Your task:
Would you write out all of the entries below, exactly as they stand?

The data:
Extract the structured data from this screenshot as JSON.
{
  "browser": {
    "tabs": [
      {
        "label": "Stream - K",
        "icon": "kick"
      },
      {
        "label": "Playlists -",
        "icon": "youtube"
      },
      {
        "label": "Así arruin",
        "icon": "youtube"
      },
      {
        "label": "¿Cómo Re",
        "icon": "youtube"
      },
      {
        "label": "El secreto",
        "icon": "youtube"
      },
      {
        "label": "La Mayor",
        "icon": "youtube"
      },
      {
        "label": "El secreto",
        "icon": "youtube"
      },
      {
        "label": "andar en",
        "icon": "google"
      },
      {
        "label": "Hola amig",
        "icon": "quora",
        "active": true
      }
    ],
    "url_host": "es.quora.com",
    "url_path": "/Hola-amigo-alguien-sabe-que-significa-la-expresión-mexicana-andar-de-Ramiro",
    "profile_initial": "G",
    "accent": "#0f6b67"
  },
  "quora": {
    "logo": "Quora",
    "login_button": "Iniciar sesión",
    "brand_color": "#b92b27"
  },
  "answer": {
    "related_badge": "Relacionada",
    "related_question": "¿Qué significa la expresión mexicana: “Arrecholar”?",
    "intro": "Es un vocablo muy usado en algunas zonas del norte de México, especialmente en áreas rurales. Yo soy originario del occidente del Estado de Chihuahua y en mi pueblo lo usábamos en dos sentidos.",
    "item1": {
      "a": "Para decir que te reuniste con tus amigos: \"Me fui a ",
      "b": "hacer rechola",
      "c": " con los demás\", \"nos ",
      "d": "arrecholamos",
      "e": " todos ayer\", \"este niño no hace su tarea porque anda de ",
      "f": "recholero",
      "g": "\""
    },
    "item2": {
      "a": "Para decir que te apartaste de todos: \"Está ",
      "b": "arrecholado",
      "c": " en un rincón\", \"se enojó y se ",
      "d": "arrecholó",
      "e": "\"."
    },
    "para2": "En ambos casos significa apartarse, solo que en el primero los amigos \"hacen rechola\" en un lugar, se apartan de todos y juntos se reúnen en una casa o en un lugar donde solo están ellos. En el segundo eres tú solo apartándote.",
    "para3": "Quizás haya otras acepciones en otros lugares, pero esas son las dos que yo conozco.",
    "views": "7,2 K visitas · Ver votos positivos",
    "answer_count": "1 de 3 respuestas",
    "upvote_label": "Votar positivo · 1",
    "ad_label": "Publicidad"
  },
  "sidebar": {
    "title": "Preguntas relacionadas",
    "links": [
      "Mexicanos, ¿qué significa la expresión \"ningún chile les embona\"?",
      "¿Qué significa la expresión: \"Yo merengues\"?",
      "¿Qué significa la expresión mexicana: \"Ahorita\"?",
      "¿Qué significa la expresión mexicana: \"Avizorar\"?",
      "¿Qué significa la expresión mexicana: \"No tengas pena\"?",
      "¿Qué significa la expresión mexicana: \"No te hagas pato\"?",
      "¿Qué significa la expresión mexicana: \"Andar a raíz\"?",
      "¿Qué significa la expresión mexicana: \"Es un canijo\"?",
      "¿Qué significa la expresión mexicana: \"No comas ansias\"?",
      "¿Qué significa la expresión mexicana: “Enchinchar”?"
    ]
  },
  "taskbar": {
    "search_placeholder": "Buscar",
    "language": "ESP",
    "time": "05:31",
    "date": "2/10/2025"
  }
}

Task output:
Extract the structured data from this screenshot as JSON.
{
  "browser": {
    "tabs": [
      {
        "label": "Stream - K",
        "icon": "kick"
      },
      {
        "label": "Playlists -",
        "icon": "youtube"
      },
      {
        "label": "Así arruin",
        "icon": "youtube"
      },
      {
        "label": "¿Cómo Re",
        "icon": "youtube"
      },
      {
        "label": "El secreto",
        "icon": "youtube"
      },
      {
        "label": "La Mayor",
        "icon": "youtube"
      },
      {
        "label": "El secreto",
        "icon": "youtube"
      },
      {
        "label": "andar en",
        "icon": "google"
      },
      {
        "label": "Hola amig",
        "icon": "quora",
        "active": true
      }
    ],
    "url_host": "es.quora.com",
    "url_path": "/Hola-amigo-alguien-sabe-que-significa-la-expresión-mexicana-andar-de-Ramiro",
    "profile_initial": "G",
    "accent": "#0f6b67"
  },
  "quora": {
    "logo": "Quora",
    "login_button": "Iniciar sesión",
    "brand_color": "#b92b27"
  },
  "answer": {
    "related_badge": "Relacionada",
    "related_question": "¿Qué significa la expresión mexicana: “Arrecholar”?",
    "intro": "Es un vocablo muy usado en algunas zonas del norte de México, especialmente en áreas rurales. Yo soy originario del occidente del Estado de Chihuahua y en mi pueblo lo usábamos en dos sentidos.",
    "item1": {
      "a": "Para decir que te reuniste con tus amigos: \"Me fui a ",
      "b": "hacer rechola",
      "c": " con los demás\", \"nos ",
      "d": "arrecholamos",
      "e": " todos ayer\", \"este niño no hace su tarea porque anda de ",
      "f": "recholero",
      "g": "\""
    },
    "item2": {
      "a": "Para decir que te apartaste de todos: \"Está ",
      "b": "arrecholado",
      "c": " en un rincón\", \"se enojó y se ",
      "d": "arrecholó",
      "e": "\"."
    },
    "para2": "En ambos casos significa apartarse, solo que en el primero los amigos \"hacen rechola\" en un lugar, se apartan de todos y juntos se reúnen en una casa o en un lugar donde solo están ellos. En el segundo eres tú solo apartándote.",
    "para3": "Quizás haya otras acepciones en otros lugares, pero esas son las dos que yo conozco.",
    "views": "7,2 K visitas · Ver votos positivos",
    "answer_count": "1 de 3 respuestas",
    "upvote_label": "Votar positivo · 1",
    "ad_label": "Publicidad"
  },
  "sidebar": {
    "title": "Preguntas relacionadas",
    "links": [
      "Mexicanos, ¿qué significa la expresión \"ningún chile les embona\"?",
      "¿Qué significa la expresión: \"Yo merengues\"?",
      "¿Qué significa la expresión mexicana: \"Ahorita\"?",
      "¿Qué significa la expresión mexicana: \"Avizorar\"?",
      "¿Qué significa la expresión mexicana: \"No tengas pena\"?",
      "¿Qué significa la expresión mexicana: \"No te hagas pato\"?",
      "¿Qué significa la expresión mexicana: \"Andar a raíz\"?",
      "¿Qué significa la expresión mexicana: \"Es un canijo\"?",
      "¿Qué significa la expresión mexicana: \"No comas ansias\"?",
      "¿Qué significa la expresión mexicana: “Enchinchar”?"
    ]
  },
  "taskbar": {
    "search_placeholder": "Buscar",
    "language": "ESP",
    "time": "05:31",
    "date": "2/10/2025"
  }
}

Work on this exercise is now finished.